Sometimes, if the trash is full, the whole can just gets shoved outside to be dumped later. Sometimes, a bag breaks on its way to the dumpster. Sometimes leftover food trash falls out – little crumbs that would be imperceptible to you or me. But those pesky birds – somehow, they always find them.
I can’t tell you how many times I’ve been outside, smoking as if my life depended upon it, and seen a bird swoop down for a morsel too small to even notice. There have been days and nights where I’ve been out there, hands shaking, praying for one more $20 tip so I could pay my rent, which was 5 days late. I’ve pleaded with God when I didn’t even have the words to plead, “I know You’re in control here – just give me a sign that You’re there.” And there’s always a bird there.
For the longest time, when I saw the birds, I thought like a restaurant worker. “Somebody needs to come out here and clean this up, or we’re going to have bird poop all over the place – cause that’s not a health department violation!” In 2006, our pastor did a sermon on tuning out “white noise” and focusing on the Kingdom. The next day at work, as I was smoking, I saw a bird swoop down and peck at crumbs that had fallen into a crack in the concrete. I snickered a bit about birds and white noise – and then I stopped.
There is a principle that I have never been able to find a proper word for, so I simply call it the Holy Bitchslap. It’s where God tries to get a point across subtly, and I refuse to listen. He nudges me a few more times, and I still don’t get it. The next thing I know, WHAP! I feel (figuratively) a full backhand and four knuckles across my cheekbone. Suddenly I feel embarrassed, saddened, and extremely humbled. I got the full force of the Bitchslap that day.
I’m not saying that God put those crumbs there Himself. Somebody got sloppy. But to those birds, they were manna. God reminded me, not-so-subtly, “Don’t worry about the birds. I’m taking care of them. Look in the parking lot. See the grass growing through a crack in the sidewalk? I’m taking care of it as well. I’ll take care of you too – but you have to trust Me. You have to let go, stop trying to fix things yourself, and let Me handle it. You focus on following Me.”

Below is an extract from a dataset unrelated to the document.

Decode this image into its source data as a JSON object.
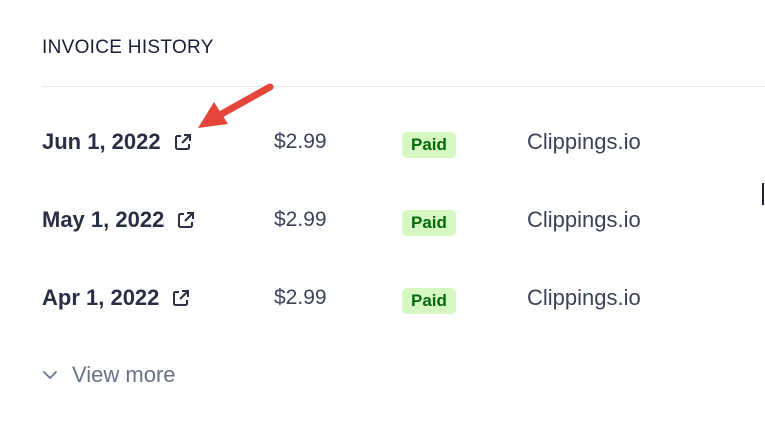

Did things magically become perfect after that? No. We were never promised a trouble-free life. We were promised grace. We were promised that, no matter what, God loves us. We were promised that God feeds the birds, and that we are more valuable to Him than those birds.
After the flood, God sent a rainbow as a reminder that He would never again try to destroy the world with water. God keeps His promises. That day, God made a promise to me.
If I see a bird picking crumbs from the trash, I know He loves me. When I am out back, poisoning myself with one of the most toxic things I could ever do to my body, and I see a bird pecking at trash, I know He loves me. When I am standing out back at 130 in the morning after a 15 hour day, and my back and feet hurt so bad that I can hardly walk, I know He loves me.
The irony of all this? My wife is terrified of birds. She thinks they’re creepy and scary.
I don’t agree with her. They’re a love letter. They’re a promise. They’re John Mark McMillan’s sloppy wet kiss (or David Crowder’s unforeseen kiss, take your pick). They’re a constant reminder that, no matter what, oh, how He loves us.
Go listen to the song now. I know it’s stuck in your head.
Viq Thomasson is a Southern boy living in Indianapolis with his wife and 3 hounds.
He loves the Cubs, Red Sox, Kentucky Wildcats, his wife, and Jesus.
If he gets enough encouragement and/or nagging, he may just start a blog.
If you’re bored enough, you can follow @viqwithaq on Twitter.